Somebody else's comment on facebook:
For 13 centuries, the church did not permit women to be ministers of any kind in the church. Like Rosie, I believe that the church was wrong in this regard, but it is a practice that has become hallowed by tradition and his dear by many whose Christian faith I do not challenge. The role of women ministers has changed in the last 50 years. First women could become lay readers in the 1960s, then deacons in the 1980s, priests in the 1990s, and almost certainly bishops soon. In the context of 13 centuries, 50 years is a fairly short time. It is not that women ministers are second-class citizens. It is just that we are in a transitional period while the whole church comes to accept the new reality.
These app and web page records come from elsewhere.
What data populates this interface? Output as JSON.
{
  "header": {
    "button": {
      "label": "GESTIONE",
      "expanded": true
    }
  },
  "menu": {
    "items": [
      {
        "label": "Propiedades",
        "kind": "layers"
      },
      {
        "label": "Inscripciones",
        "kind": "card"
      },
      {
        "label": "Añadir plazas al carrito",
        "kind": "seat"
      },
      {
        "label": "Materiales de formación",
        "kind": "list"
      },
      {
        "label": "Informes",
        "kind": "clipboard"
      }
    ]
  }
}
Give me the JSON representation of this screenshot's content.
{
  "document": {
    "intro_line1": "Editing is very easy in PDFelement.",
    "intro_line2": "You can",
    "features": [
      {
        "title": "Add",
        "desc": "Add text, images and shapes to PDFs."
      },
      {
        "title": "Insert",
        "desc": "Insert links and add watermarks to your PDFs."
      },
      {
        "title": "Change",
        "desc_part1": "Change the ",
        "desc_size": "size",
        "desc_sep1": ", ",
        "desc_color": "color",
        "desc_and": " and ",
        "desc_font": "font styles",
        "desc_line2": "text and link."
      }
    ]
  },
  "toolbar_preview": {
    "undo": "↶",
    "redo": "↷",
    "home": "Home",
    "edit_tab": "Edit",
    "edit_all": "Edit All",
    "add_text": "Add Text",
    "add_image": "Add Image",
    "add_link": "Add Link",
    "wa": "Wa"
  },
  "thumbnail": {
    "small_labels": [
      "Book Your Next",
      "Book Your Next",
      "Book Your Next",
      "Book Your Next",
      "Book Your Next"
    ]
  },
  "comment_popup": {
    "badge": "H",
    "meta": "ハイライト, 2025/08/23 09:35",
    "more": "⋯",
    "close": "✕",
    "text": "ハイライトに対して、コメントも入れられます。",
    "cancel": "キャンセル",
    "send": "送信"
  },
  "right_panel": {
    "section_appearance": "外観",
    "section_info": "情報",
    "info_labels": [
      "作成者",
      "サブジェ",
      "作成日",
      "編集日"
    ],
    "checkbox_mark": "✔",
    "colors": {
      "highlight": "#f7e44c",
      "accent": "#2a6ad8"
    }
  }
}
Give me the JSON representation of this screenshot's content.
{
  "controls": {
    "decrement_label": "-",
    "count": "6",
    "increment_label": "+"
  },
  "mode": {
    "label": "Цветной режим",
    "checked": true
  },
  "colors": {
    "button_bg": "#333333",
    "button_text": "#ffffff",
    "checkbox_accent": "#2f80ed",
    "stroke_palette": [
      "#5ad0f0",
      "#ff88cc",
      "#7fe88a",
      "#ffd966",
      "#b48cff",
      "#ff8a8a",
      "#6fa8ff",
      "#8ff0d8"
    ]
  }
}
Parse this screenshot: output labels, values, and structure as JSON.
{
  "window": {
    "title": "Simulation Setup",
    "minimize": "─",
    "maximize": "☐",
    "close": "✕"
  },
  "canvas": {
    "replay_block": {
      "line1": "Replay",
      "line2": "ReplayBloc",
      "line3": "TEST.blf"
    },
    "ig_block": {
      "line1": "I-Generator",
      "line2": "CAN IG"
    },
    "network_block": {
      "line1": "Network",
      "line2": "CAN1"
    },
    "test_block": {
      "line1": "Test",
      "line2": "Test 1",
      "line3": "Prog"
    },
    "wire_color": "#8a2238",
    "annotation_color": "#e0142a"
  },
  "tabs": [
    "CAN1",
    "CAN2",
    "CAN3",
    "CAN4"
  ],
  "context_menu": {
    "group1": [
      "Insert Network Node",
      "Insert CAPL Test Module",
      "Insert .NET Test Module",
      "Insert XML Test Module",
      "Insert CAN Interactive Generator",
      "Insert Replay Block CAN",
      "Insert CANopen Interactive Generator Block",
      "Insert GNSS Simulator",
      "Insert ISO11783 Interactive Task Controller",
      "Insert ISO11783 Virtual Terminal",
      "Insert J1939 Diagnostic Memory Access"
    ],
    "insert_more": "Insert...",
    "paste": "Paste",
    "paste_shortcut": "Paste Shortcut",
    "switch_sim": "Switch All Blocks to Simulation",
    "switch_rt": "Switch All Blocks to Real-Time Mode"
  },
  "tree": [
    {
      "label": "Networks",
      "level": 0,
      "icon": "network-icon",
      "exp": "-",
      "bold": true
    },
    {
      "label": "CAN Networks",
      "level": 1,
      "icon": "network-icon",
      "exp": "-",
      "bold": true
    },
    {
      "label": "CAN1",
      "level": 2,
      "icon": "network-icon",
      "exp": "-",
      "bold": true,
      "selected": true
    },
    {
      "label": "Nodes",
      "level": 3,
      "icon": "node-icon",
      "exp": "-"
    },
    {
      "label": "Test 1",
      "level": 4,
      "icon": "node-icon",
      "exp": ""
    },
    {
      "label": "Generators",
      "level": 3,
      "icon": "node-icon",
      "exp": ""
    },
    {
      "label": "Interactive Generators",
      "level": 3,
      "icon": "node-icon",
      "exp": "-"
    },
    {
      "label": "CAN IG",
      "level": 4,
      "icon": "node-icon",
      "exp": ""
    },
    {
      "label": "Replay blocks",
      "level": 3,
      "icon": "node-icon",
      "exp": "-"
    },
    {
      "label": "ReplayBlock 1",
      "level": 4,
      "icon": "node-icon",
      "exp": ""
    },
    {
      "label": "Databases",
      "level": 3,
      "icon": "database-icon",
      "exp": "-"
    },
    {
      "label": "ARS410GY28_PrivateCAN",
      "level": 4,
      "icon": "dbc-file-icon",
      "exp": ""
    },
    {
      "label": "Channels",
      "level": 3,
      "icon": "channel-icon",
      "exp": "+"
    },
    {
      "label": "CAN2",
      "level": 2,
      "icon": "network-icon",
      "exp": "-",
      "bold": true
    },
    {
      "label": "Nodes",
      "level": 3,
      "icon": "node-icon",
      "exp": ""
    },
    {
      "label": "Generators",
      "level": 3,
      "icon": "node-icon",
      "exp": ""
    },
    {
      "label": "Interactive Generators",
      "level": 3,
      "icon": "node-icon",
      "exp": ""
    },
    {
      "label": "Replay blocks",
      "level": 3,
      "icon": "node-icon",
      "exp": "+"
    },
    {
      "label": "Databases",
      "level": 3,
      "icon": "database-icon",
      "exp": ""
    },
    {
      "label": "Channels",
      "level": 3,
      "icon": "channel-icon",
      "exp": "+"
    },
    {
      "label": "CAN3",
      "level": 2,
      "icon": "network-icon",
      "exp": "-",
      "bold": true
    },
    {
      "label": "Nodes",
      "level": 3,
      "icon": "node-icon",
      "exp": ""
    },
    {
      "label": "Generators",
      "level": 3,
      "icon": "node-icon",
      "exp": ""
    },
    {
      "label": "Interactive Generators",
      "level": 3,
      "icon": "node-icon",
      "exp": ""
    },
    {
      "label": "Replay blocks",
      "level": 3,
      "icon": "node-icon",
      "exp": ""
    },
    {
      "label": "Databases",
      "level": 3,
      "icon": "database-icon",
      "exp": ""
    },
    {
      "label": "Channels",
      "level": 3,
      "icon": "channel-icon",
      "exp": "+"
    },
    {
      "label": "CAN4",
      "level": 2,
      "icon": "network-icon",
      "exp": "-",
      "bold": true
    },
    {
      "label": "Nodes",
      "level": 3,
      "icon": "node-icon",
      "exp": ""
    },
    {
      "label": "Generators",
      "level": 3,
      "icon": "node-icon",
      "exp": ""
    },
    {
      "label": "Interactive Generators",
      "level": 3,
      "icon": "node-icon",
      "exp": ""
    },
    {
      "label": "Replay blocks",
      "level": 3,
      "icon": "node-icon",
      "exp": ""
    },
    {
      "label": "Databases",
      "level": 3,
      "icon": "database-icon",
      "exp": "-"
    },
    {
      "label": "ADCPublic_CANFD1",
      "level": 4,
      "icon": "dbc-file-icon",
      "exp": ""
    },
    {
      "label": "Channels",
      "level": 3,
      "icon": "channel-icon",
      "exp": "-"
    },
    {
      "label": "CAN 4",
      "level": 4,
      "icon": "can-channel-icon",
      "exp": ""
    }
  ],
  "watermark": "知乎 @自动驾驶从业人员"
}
The reason why women had no role in the Church for 13 Centuries was because they were regarded as second class citizens. In fact, up until 1928 in the UK they were not really citizens at all. Yes, it is a tradition - a tradition of inequality, injustice and, in too great a part, misogyny. Christ occasionally paid lip service to tradition but, when it came to the crunch, he was would completely ignore it if it was getting in the way of bringing in the Kingdom of God. We are not talking about not having flowers in the church during Lent, we are talking about recognising God in women, we are talking about the worth of women. Some traditions are so wrong that they need to be overturned immediately because the pain they cause to those made less by them is far greater than any pain that will be suffered by those who will mourn the loss of the tradition. It is like the pain of the child suffering from lung cancer compared to the pain of inconvenience endured by the person no longer allowed to smoke in restaurants. It is a pain based on a situational reality rather than a pain based on a philosophical viewpoint. Too many women with vocations have died without realising their vocations since the Church started pussyfooting its way to accepting women as being equal in Christ to men. This torture has to stop.